EDITORIAL COMMENT: Tree growing involves more than just planting
At the beginning of the rains every year, people are urged to plant trees, the time chosen because that is when seeds germinate and small plants can use the rainy season to become established before the dry winter.
But as First Lady and environment patron Dr Auxillia Mnangagwa noted recently, planting a tree is just a starting point.
The hard work comes in looking after the new young tree and making sure it survives and grows and this can include everything from making sure a bucket of water is thrown over the planting point when needed to making sure people, animals and vehicles do not trample or vandalise the small plant.
We have seen a lot of seedlings, and even a fair number of saplings which are starting to approach the size where they can survive by themselves, die after a few weeks or months.
So we have the little tree-planting ceremony, and then we quietly pull up the dead twig stuck in the ground and our homes, farms, communities and country are still missing a needed tree.
One extra innovation this year is the use of seed balls, trying to recreate more natural forests, but while this looks simpler there is still a lot that needs to be done.
For a start we need to ensure that there are dead leaves and other organic matter on the ground, as this is how trees get started in the wild. Then when seeds germinate we need to pay particular attention to the tiny seedlings, as they are exceptionally vulnerable.
Once a bit more natural forest has been added the seed ball system will produce more survivable trees, now grouped in woodland, but until then we are trying to create woodland on deforested land, and so we need to pay attention to the instructions and to the need for special care at the beginning.
Another area more people need to look at is choosing the best species of tree for what they want.
Even the short-lived trees last several decades and long-lived trees can live for centuries, so they are not something you change as you follow fashion.
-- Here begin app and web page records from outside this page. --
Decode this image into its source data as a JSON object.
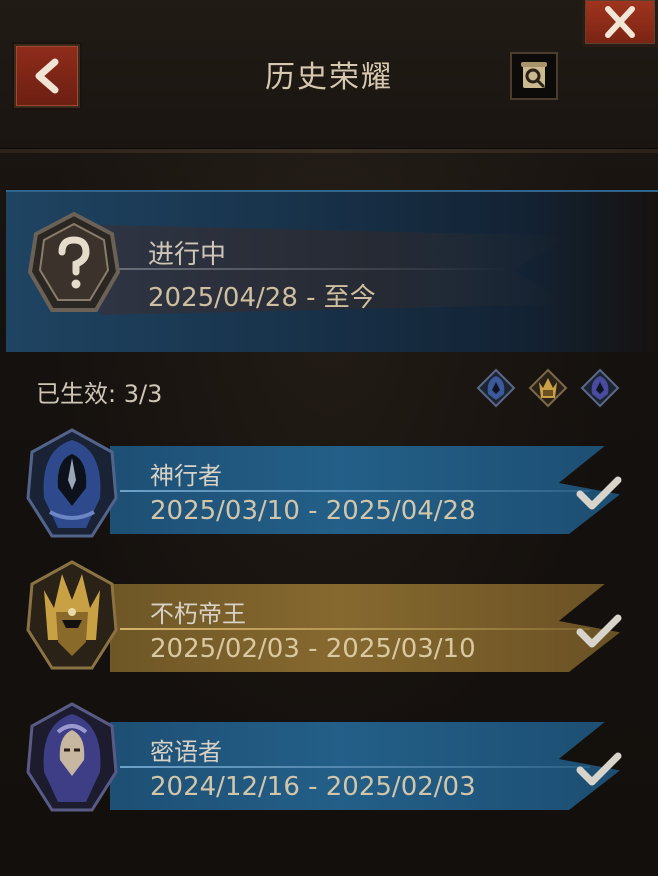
{
  "header": {
    "title": "历史荣耀",
    "back_icon": "chevron-left-icon",
    "close_icon": "close-icon",
    "log_icon": "scroll-search-icon"
  },
  "current": {
    "status": "进行中",
    "date_range": "2025/04/28 - 至今",
    "emblem_icon": "question-mark-emblem-icon"
  },
  "effective": {
    "label": "已生效: 3/3",
    "icons": [
      "blue-hood-icon",
      "gold-crown-icon",
      "blue-hood-icon"
    ]
  },
  "records": [
    {
      "name": "神行者",
      "date_range": "2025/03/10 - 2025/04/28",
      "theme": "blue",
      "completed": true
    },
    {
      "name": "不朽帝王",
      "date_range": "2025/02/03 - 2025/03/10",
      "theme": "gold",
      "completed": true
    },
    {
      "name": "密语者",
      "date_range": "2024/12/16 - 2025/02/03",
      "theme": "blue",
      "completed": true
    }
  ],
  "colors": {
    "blue_banner": "#235f88",
    "gold_banner": "#86692f",
    "button_red": "#8f2c1b",
    "background": "#16120f"
  }
}
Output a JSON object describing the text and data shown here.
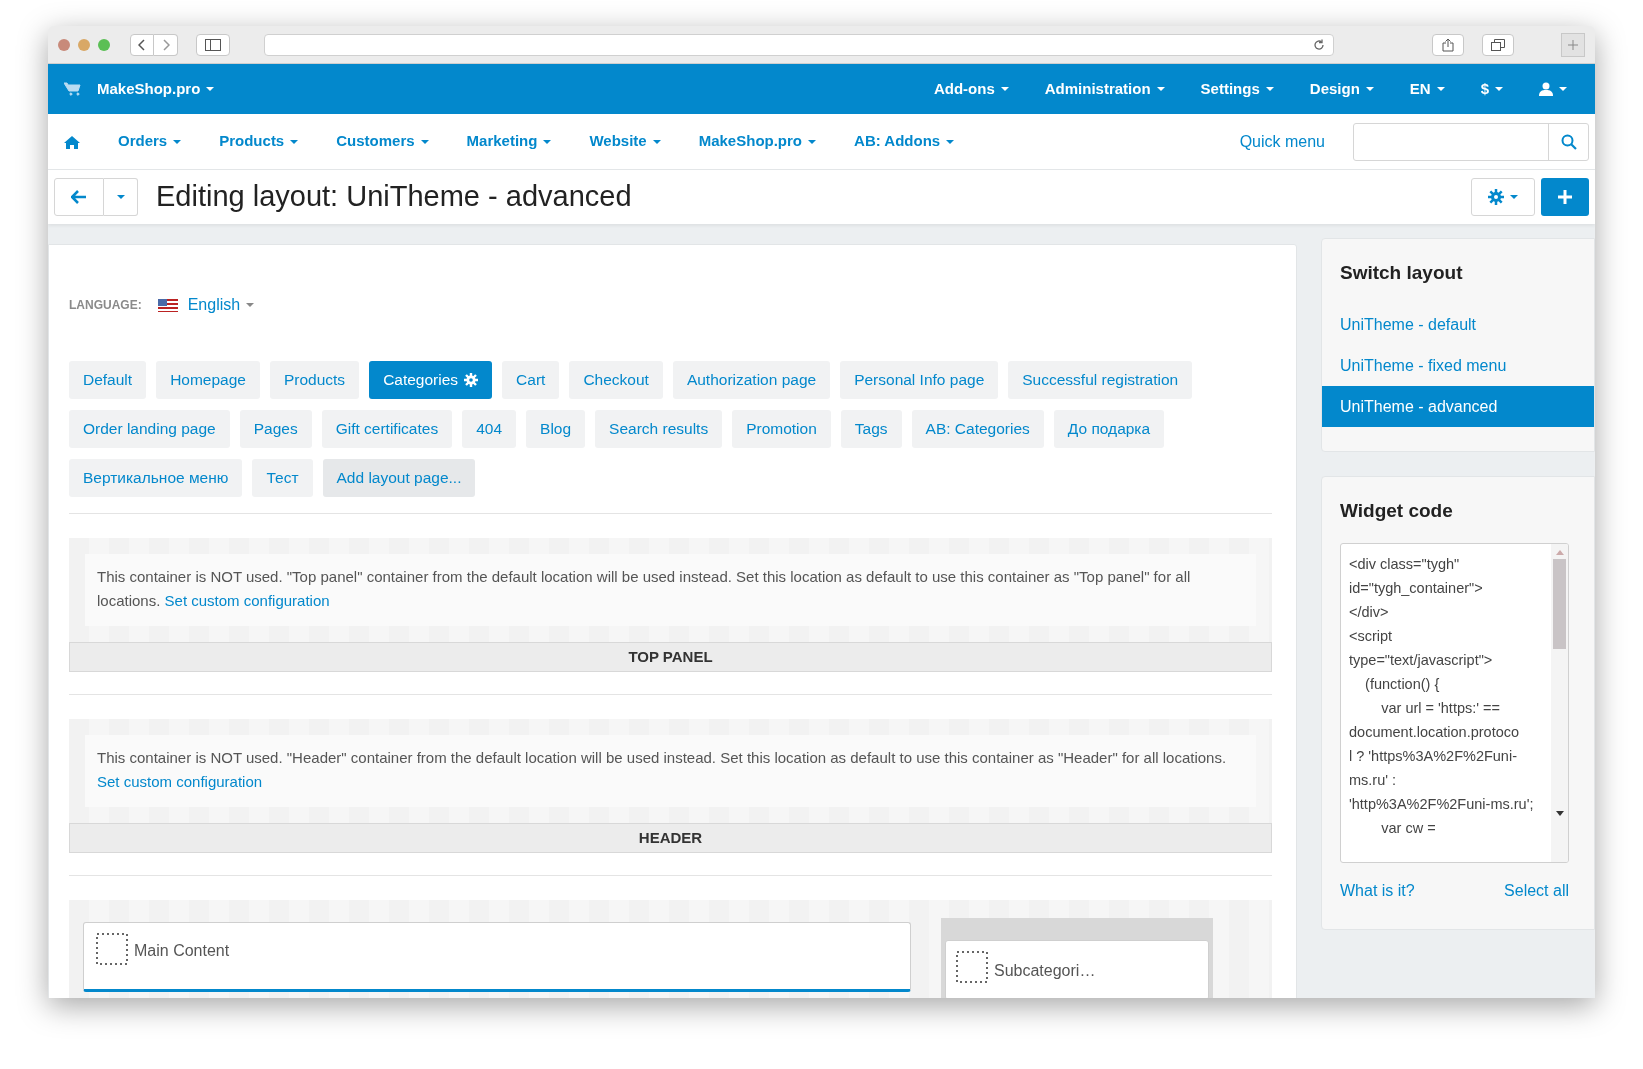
{
  "top_bar": {
    "brand": "MakeShop.pro",
    "menus": [
      "Add-ons",
      "Administration",
      "Settings",
      "Design",
      "EN",
      "$"
    ]
  },
  "nav": {
    "items": [
      "Orders",
      "Products",
      "Customers",
      "Marketing",
      "Website",
      "MakeShop.pro",
      "AB: Addons"
    ],
    "quick_menu": "Quick menu"
  },
  "page_title": "Editing layout: UniTheme - advanced",
  "language": {
    "label": "LANGUAGE:",
    "value": "English"
  },
  "layout_tabs": [
    {
      "label": "Default",
      "kind": "layout",
      "selected": false
    },
    {
      "label": "Homepage",
      "kind": "layout",
      "selected": false
    },
    {
      "label": "Products",
      "kind": "layout",
      "selected": false
    },
    {
      "label": "Categories",
      "kind": "layout",
      "selected": true
    },
    {
      "label": "Cart",
      "kind": "layout",
      "selected": false
    },
    {
      "label": "Checkout",
      "kind": "layout",
      "selected": false
    },
    {
      "label": "Authorization page",
      "kind": "layout",
      "selected": false
    },
    {
      "label": "Personal Info page",
      "kind": "layout",
      "selected": false
    },
    {
      "label": "Successful registration",
      "kind": "layout",
      "selected": false
    },
    {
      "label": "Order landing page",
      "kind": "layout",
      "selected": false
    },
    {
      "label": "Pages",
      "kind": "layout",
      "selected": false
    },
    {
      "label": "Gift certificates",
      "kind": "layout",
      "selected": false
    },
    {
      "label": "404",
      "kind": "layout",
      "selected": false
    },
    {
      "label": "Blog",
      "kind": "layout",
      "selected": false
    },
    {
      "label": "Search results",
      "kind": "layout",
      "selected": false
    },
    {
      "label": "Promotion",
      "kind": "layout",
      "selected": false
    },
    {
      "label": "Tags",
      "kind": "layout",
      "selected": false
    },
    {
      "label": "AB: Categories",
      "kind": "layout",
      "selected": false
    },
    {
      "label": "До подарка",
      "kind": "layout",
      "selected": false
    },
    {
      "label": "Вертикальное меню",
      "kind": "layout",
      "selected": false
    },
    {
      "label": "Тест",
      "kind": "layout",
      "selected": false
    },
    {
      "label": "Add layout page...",
      "kind": "add",
      "selected": false
    }
  ],
  "containers": [
    {
      "notice": "This container is NOT used. \"Top panel\" container from the default location will be used instead. Set this location as default to use this container as \"Top panel\" for all locations.",
      "link": "Set custom configuration",
      "title": "TOP PANEL"
    },
    {
      "notice": "This container is NOT used. \"Header\" container from the default location will be used instead. Set this location as default to use this container as \"Header\" for all locations.",
      "link": "Set custom configuration",
      "title": "HEADER"
    }
  ],
  "grids": [
    "Main Content",
    "Subcategori…"
  ],
  "switch_layout": {
    "title": "Switch layout",
    "items": [
      {
        "label": "UniTheme - default",
        "selected": false
      },
      {
        "label": "UniTheme - fixed menu",
        "selected": false
      },
      {
        "label": "UniTheme - advanced",
        "selected": true
      }
    ]
  },
  "widget_code": {
    "title": "Widget code",
    "lines": [
      "<div class=\"tygh\"",
      "id=\"tygh_container\">",
      "</div>",
      "<script",
      "type=\"text/javascript\">",
      "    (function() {",
      "        var url = 'https:' ==",
      "document.location.protoco",
      "l ? 'https%3A%2F%2Funi-",
      "ms.ru' :",
      "'http%3A%2F%2Funi-ms.ru';",
      "        var cw ="
    ],
    "help_link": "What is it?",
    "select_link": "Select all"
  }
}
You need to get it right from the beginning.
If you plant a baobab, for example, you need to make sure that such a large tree is definitely in the right place.
The Forestry Commission does choose for its main recommendations indigenous trees, and always includes species that have several functions and produce a variety of products sustainably, like fruit, for many years as well as species that improve the environment, generate mulches for modern farming practice and generally both look good, provide shade and earn their way.
The recommendations are largely suggestions, rather than laying down the law, since almost any tree is better than no trees, but over the years with the recommendations the Forestry Commission is, we all hope, helping to build up large indigenous multi-species woodlands, something that looks and acts natural, yet fits in with the communities that have put in the hard work.
Sometimes exotics, such as eucalyptus, are useful when we need a fast-growing tree that will provide poles and firewood, but we need to think about just how many of those exotics we need.
They are more like a crop for harvest, rather than an addition to our woodland and forest, or a permanent source of fruit and other products while the tree keeps growing and growing.
There have been problems in some countries with severe fires among plantations of exotic trees, and climate change is making these problems worse.
Almost always they occur when someone takes a tree suitable, in fact a number one choice, for a specific purpose and then basically abandons them and they turn into a menace.
This is why we need to accept the advice of the Forestry Commission, and for that matter the agriculture experts, when choosing trees and select the right tree for the right function.
A country like Zimbabwe, and Zimbabwean communities, will be able as environment and climate law progresses, be able to make money from carbon credits, planting trees to take carbon out of the atmosphere.
Here the correct choice will be crucial, and communities will need to remember that they are creating an income source for their great grandchildren as well as themselves. Indigenous woodland appears to be the smart choice, and then choose the right indigenous trees.
Besides building up the orchards, the modest woodland plantations, the timber and firewood plots, we also need to think about parks and road verges.
Although gaps are appearing, Harare’s Avenues show just how useful and attractive that can be, and that is the creation largely of a fanatical parks superintendent at the beginning of the last century who managed to get the authorities to come up with the shilling a day needed for a food-for-work scheme in the depression at the end of the Boer War.
His choices of flowering trees, usually exotics, while perhaps not ideal were a lot better than some who succeeded him and some of the amateurs who have interfered, and did make the little scrappy town far shadier and more attractive.
But the trees are coming to the end of their lives and we need to replace.
On some streets we can keep the ambiance with the same species; on others we need to find other trees that will last a century comfortably, do not have invasive roots, and whose branches rarely crack and smash cars parked underneath, at least for that first century.
The system needs to be extended, first back into the central business district where an ill-thought attempt a decade ago failed totally as drivers and touts combined to destroy the idea, and then into suburbs where householders along the roads must be involved, for precisely the reasons First Lady Dr Mnangagwa brought up, the trees need looking after when they are small.
We can reforest Zimbabwe, or at least create more woodland, more orchards, and more shady streets, and this will have many advantages for our environment, and even produce money from carbon credits, but we must choose the right trees, and we must look after them when they are young so we stop the waste of a nice ceremony when we plant, and a few months later we need to start again.